The Alphabet of Art & Antiques – Italian style! C is for…

The 2023 San Francisco Fall Show will celebrate La Dolce Vita – the quintessentially Italian approach to the “good life”. We will indulge in the pure pleasure of appreciating and collecting art, antiques and design. From Botticelli to Bertoia, from Fellini to Fornasetti, from Schiaparelli to Sottsass, La Dolce Vita is all about poetic beauty, breathtaking art, groundbreaking design, exuberant colors and refined materials. We’re breaking it down alphabetically… C is for:

Joe Colombo (1930 – 1971)

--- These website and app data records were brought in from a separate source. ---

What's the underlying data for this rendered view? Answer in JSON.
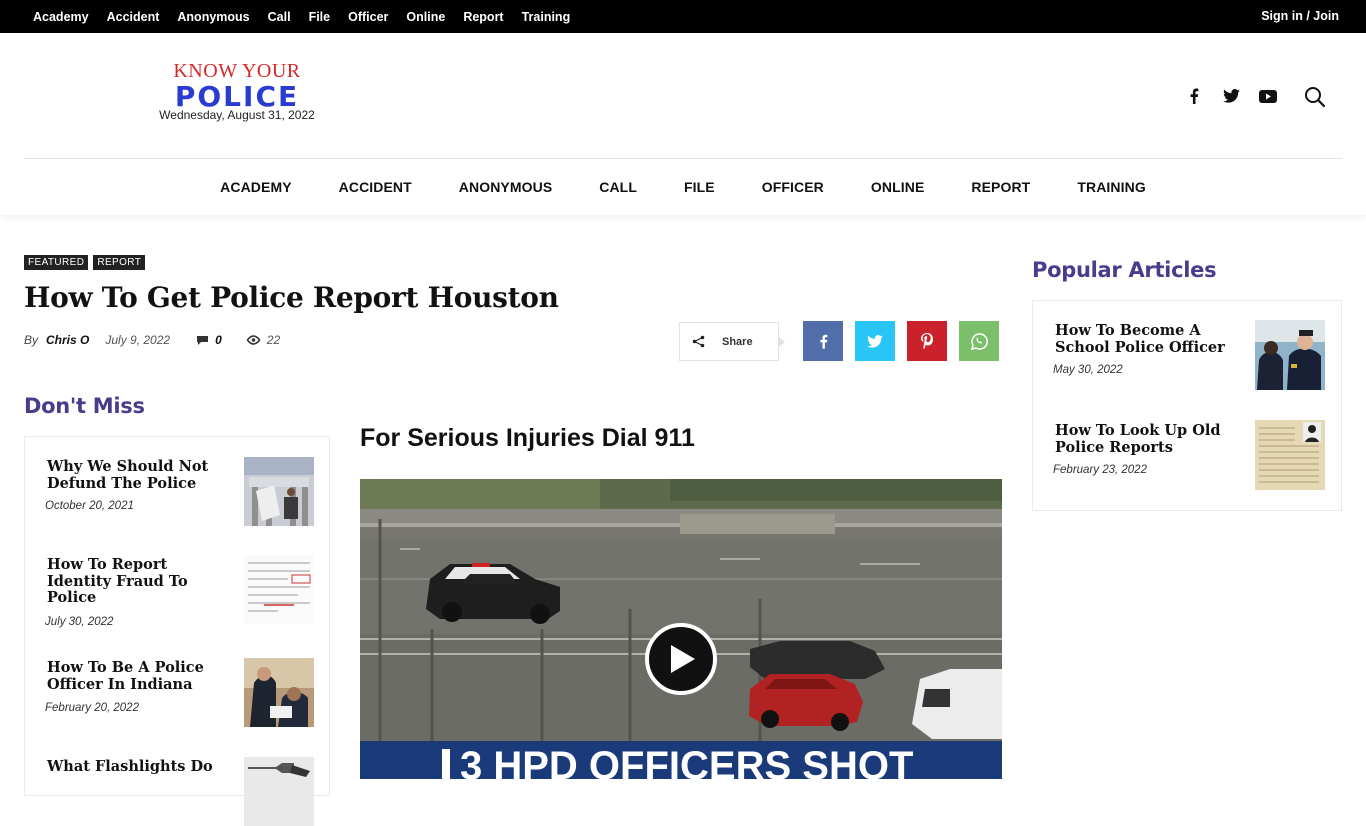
{
  "topbar": {
    "menu": [
      "Academy",
      "Accident",
      "Anonymous",
      "Call",
      "File",
      "Officer",
      "Online",
      "Report",
      "Training"
    ],
    "signin": "Sign in / Join"
  },
  "logo": {
    "line1": "KNOW YOUR",
    "line2": "POLICE",
    "date": "Wednesday, August 31, 2022"
  },
  "header_social": [
    "facebook-icon",
    "twitter-icon",
    "youtube-icon"
  ],
  "mainnav": [
    "ACADEMY",
    "ACCIDENT",
    "ANONYMOUS",
    "CALL",
    "FILE",
    "OFFICER",
    "ONLINE",
    "REPORT",
    "TRAINING"
  ],
  "article": {
    "categories": [
      "FEATURED",
      "REPORT"
    ],
    "title": "How To Get Police Report Houston",
    "by": "By",
    "author": "Chris O",
    "date": "July 9, 2022",
    "comments": "0",
    "views": "22",
    "share_label": "Share",
    "subheading": "For Serious Injuries Dial 911",
    "video_caption": "3 HPD OFFICERS SHOT"
  },
  "share_buttons": [
    {
      "icon": "facebook-icon",
      "color": "#516eab"
    },
    {
      "icon": "twitter-icon",
      "color": "#29c5f6"
    },
    {
      "icon": "pinterest-icon",
      "color": "#ca212a"
    },
    {
      "icon": "whatsapp-icon",
      "color": "#7bbf6a"
    }
  ],
  "dont_miss": {
    "title": "Don't Miss",
    "items": [
      {
        "title": "Why We Should Not Defund The Police",
        "date": "October 20, 2021"
      },
      {
        "title": "How To Report Identity Fraud To Police",
        "date": "July 30, 2022"
      },
      {
        "title": "How To Be A Police Officer In Indiana",
        "date": "February 20, 2022"
      },
      {
        "title": "What Flashlights Do",
        "date": ""
      }
    ]
  },
  "popular": {
    "title": "Popular Articles",
    "items": [
      {
        "title": "How To Become A School Police Officer",
        "date": "May 30, 2022"
      },
      {
        "title": "How To Look Up Old Police Reports",
        "date": "February 23, 2022"
      }
    ]
  },
  "colors": {
    "accent_purple": "#4a3c8c",
    "logo_red": "#d62828",
    "logo_blue": "#2a3bd1"
  }
}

The life of maverick Italian designer Joe Colombo may have been short, but his future-focused vision of intelligent technology and integrated living environments had a revolutionary impact on mid-century design. Colombo’s diverse career began in the world of fine art. He gravitated towards the avant-garde art scene, becoming part of the Movimento Nucleare (Nuclear Movement) of painters, founded by Sergio Dangelo and Enrico Baj, who, inspired by mounting international anxiety about nuclear war, challenged the boundaries of painting with organic forms. Colombo’s ceramic contributions to the 1954 Milan Triennale marked the beginning of a move into design and architecture. He designed his first architecture project, a condominium, in 1956, before taking over the family business, which produced electric cables, in 1959. It was there that he started to experiment with new construction and production technologies, and in 1961, Colombo opened his own interior design studio, designing architecture and furniture. Captivated by the zeitgeist of the Atomic Era, Colombo believed that he could create the environment of the future, and that the emerging language of interior design he was helping to shape would result in seamlessly integrated living environments rather than individual pieces of furniture.

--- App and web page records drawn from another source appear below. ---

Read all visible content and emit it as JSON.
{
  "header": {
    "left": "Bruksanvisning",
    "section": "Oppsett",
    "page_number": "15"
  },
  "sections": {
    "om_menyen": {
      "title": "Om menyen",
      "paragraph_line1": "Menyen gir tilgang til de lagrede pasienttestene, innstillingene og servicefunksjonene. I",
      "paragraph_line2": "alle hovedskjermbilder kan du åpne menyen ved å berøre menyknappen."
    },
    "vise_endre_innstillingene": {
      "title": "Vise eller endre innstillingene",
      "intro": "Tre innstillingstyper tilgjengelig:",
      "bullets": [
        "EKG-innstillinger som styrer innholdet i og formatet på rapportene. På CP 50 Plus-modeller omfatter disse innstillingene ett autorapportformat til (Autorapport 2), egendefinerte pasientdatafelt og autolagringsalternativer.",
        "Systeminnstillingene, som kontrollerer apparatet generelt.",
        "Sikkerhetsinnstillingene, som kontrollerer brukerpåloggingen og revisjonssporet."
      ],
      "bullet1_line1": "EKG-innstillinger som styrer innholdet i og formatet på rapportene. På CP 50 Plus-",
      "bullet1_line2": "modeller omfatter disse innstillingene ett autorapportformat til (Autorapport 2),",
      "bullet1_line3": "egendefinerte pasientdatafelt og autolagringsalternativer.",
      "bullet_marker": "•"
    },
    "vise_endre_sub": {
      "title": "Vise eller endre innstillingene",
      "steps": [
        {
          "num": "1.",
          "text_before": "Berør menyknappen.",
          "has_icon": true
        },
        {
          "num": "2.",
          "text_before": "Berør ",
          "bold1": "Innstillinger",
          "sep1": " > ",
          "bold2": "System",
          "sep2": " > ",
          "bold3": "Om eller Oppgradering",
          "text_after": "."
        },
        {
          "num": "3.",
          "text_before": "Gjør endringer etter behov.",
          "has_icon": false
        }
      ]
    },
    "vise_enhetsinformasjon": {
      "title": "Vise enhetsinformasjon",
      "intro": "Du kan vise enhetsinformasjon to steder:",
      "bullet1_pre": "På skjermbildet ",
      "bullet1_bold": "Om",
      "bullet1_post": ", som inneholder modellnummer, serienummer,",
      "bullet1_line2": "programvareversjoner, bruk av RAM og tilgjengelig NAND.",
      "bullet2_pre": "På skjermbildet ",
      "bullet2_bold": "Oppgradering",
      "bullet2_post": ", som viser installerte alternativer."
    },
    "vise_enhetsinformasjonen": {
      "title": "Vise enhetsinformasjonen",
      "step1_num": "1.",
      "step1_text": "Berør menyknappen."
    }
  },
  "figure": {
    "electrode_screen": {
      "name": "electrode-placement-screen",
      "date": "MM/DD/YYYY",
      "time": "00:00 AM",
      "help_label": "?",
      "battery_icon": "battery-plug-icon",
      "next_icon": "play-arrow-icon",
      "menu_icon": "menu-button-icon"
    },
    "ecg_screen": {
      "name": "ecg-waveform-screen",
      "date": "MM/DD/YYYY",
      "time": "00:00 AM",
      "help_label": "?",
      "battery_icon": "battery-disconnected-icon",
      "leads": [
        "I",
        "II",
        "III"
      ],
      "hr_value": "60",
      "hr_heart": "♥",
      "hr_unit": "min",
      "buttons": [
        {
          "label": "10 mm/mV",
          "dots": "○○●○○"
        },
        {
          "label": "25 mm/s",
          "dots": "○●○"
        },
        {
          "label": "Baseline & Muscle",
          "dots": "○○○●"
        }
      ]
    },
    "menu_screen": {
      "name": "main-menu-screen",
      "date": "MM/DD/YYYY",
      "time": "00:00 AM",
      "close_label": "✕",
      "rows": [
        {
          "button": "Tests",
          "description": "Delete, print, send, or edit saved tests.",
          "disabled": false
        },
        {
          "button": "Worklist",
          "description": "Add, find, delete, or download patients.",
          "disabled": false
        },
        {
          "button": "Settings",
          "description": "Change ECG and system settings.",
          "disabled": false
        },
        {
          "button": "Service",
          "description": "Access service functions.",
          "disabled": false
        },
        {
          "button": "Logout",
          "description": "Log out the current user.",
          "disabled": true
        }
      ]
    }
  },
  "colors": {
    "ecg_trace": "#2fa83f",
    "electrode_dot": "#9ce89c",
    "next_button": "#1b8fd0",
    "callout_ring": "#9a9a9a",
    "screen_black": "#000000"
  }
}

Joe Colombo’s Tube Chair, 1969


Commesso, also called Florentine mosaic, is a technique of fashioning pictures with thin, cut-to-shape pieces of brightly colored semiprecious stones, developed in Florence in the late 16th century. The stones most commonly used are agates, quartzes, chalcedonies, jaspers, granites, porphyries, petrified woods, and lapis lazuli; all of these, with the exception of lapis lazuli, are “hard stones,” or stones that fall between feldspar and diamond in hardness. Commesso pictures, used mainly for tabletops and small wall panels, range from emblematic and floral subjects to landscapes, and some are executed with such laborious care and such sensitivity to the pictorial possibilities of the colors and shadings of the stones that they rival paintings in their detailed realism.

Agony in the Garden by the Galleria dei Lavori (Opificio delle Pietre Dure) after a painting by Benedetto Veli, circa 1604. Image via Mudeo del Prado.


In sculpture, contrapposto (“counterpose” in Italian) is an asymmetrical posture in which most of a figure’s weight is distributed onto one foot. This results in a realistic stance, as famously evident in Michelangelo’s David statue.

Correggio (1489 – 1534)

Antonio Allegri da Correggio, usually known as just Correggio, was the foremost painter of the Parma school of the High Italian Renaissance, who was responsible for some of the most vigorous and sensuous works of the sixteenth century. In his use of dynamic composition, illusionistic perspective and dramatic foreshortening, Correggio prefigured the Baroque art of the seventeenth century and the Rococo art of the eighteenth century. He is considered a master of chiaroscuro.

Leda and the Swan by Antonio Allegri da Correggio, circa 1532

Gabriella Crespi (1922 – 2017)

Italian designer-architect Gabriella Crespi attracted a cult following thanks to her penchant for creating geometric, sculptural forms imbued with an aura of glamour. Although she often cited modernist pioneers like Frank Lloyd Wright and Le Corbusier as key influences, her designs for furniture, lighting, and decorative accessories were largely artisanally produced in fine materials—never intended for the mass market. Her Small Lune Collection (1950s), a group of polished steel crescent moon sculptures, and her decorative boxes and animal sculptures drew the attention of clients such as Christian Dior, Audrey Hepburn, Hubert de Givenchy, Gunther Sachs, and Gianni Versace. Her deep spiritualistic beliefs united her eclectic aesthetic. Inspired by the cosmic and futuristic qualities of simple rounded metal forms, Crespi unapologetically contrasted brass with natural materials and imagery such as bamboo and lotus leaves. In 1987, Crespi abandoned her high-profile design career to embark on a spiritual journey, which took her to the Indian Himalayas to follow guru Shri Muniraji. She remained in India for almost two decades and documented her experiences in the book Ricerca di Infinito, published in 2007 upon her return to Europe.

Cubo Tondo adjustable Coffee Table, from the Plurimi Series by Gabriella Crespi, circa 1979